WHAT IS NEEDED:
From the entries below, list each line with "screenshot".

[Items from an interface collection]

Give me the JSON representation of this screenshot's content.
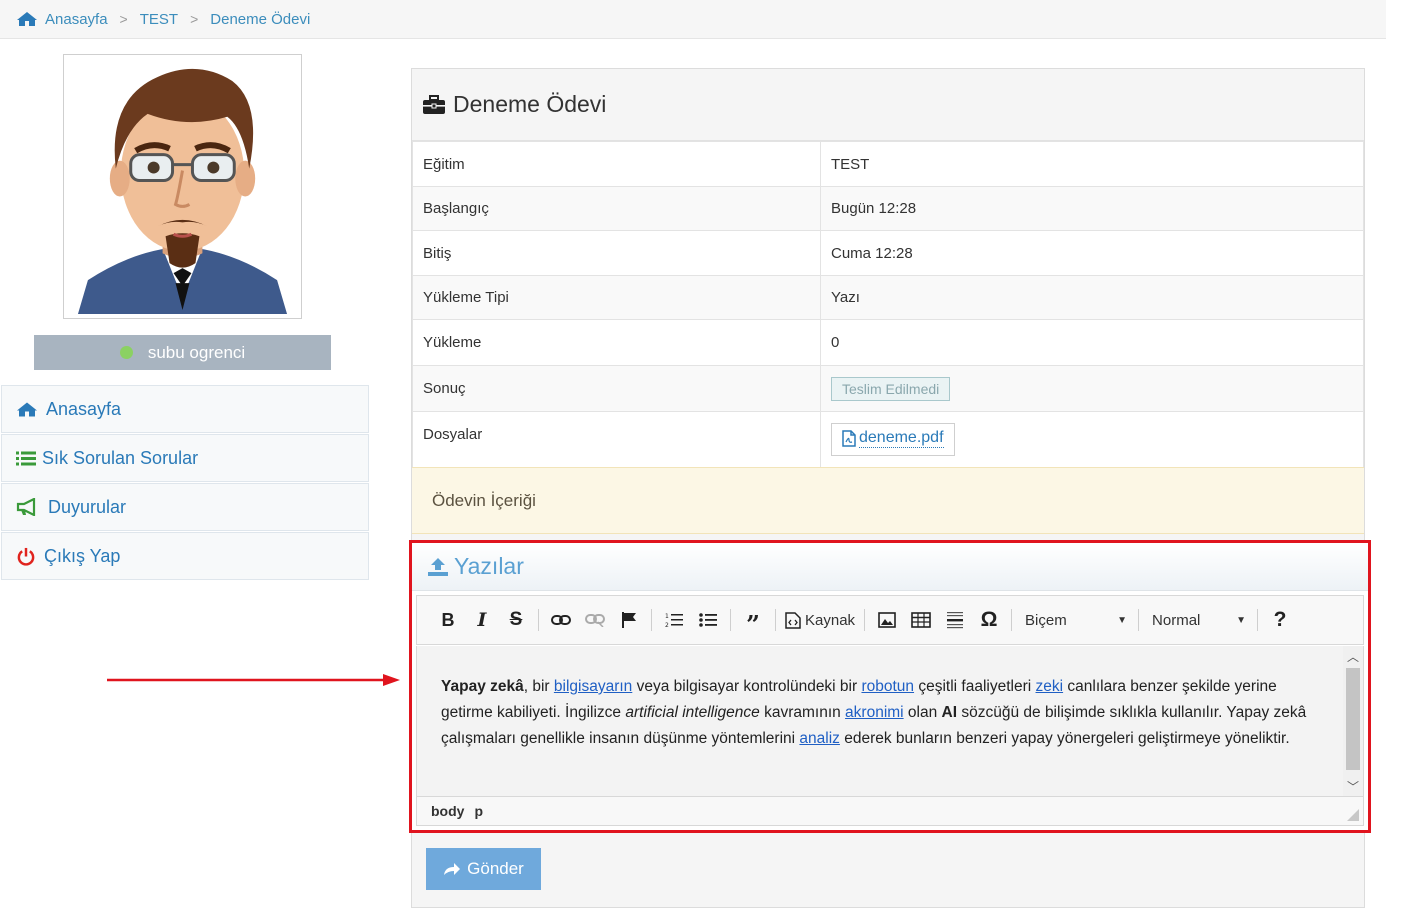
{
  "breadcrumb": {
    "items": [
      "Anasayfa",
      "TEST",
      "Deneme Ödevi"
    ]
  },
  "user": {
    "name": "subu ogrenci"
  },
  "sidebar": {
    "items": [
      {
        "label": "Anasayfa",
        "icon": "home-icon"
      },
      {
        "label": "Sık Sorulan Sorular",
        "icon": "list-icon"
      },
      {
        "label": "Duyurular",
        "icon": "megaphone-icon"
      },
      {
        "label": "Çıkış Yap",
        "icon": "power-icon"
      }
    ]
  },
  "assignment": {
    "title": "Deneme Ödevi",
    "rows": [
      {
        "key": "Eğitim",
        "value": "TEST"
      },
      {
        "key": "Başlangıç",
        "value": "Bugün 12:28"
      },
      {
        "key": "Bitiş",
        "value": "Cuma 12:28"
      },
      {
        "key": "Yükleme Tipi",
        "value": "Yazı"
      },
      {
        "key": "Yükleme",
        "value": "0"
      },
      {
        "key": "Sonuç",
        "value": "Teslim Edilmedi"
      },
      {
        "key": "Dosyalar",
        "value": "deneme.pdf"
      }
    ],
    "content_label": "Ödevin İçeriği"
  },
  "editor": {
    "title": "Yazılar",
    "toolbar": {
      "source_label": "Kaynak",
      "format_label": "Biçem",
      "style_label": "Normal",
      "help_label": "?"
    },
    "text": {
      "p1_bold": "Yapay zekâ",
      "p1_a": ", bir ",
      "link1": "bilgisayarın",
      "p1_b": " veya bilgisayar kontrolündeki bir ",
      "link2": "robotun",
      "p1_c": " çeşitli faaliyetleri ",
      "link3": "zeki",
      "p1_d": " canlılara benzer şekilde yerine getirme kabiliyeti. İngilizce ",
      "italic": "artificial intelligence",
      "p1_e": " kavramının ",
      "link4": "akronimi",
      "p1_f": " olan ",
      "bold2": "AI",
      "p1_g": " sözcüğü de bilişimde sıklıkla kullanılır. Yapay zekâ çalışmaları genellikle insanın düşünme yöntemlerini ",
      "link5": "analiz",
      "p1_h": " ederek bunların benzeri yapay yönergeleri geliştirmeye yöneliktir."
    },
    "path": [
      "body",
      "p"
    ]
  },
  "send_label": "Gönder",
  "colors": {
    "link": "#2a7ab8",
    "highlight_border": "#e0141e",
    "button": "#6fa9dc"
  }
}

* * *

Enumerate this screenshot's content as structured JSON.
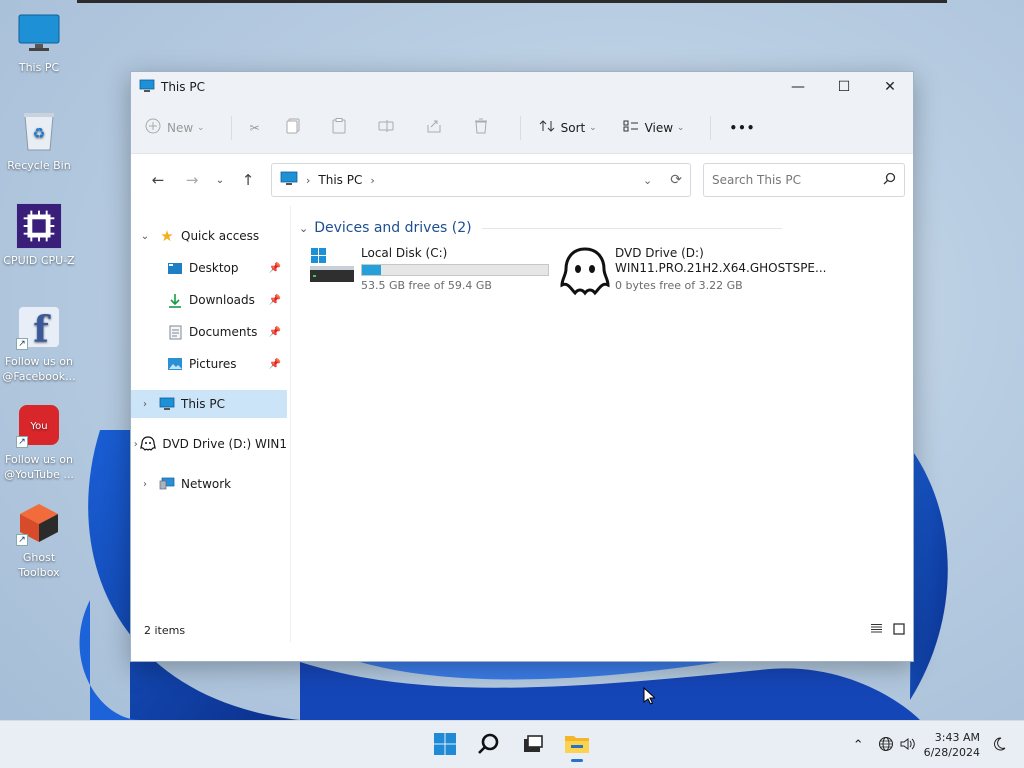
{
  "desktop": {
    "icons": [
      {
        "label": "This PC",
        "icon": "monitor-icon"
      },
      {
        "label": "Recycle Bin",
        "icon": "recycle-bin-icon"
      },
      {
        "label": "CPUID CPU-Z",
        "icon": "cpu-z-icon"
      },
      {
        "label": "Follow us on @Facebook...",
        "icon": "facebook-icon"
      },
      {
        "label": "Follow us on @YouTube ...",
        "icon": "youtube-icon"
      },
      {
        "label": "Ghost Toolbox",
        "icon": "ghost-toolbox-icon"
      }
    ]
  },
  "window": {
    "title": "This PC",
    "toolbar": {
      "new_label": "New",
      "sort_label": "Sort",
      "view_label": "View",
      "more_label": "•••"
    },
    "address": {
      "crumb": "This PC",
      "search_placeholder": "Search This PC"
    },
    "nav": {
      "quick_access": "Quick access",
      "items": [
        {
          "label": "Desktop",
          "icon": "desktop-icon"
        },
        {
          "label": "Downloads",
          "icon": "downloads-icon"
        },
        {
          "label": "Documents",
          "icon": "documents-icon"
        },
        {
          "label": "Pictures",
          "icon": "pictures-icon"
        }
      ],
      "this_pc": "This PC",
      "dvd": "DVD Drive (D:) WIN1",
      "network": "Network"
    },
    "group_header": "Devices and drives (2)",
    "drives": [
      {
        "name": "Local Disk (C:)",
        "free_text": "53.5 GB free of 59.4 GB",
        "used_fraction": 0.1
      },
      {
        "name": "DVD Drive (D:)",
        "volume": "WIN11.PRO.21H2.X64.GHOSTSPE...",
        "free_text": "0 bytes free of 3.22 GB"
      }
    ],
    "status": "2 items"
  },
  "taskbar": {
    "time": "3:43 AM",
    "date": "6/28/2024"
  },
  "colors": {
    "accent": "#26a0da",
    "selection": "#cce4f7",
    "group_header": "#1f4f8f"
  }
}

SOLUTION:
Give me the JSON representation of this screenshot's content.
Enumerate this screenshot's content as structured JSON.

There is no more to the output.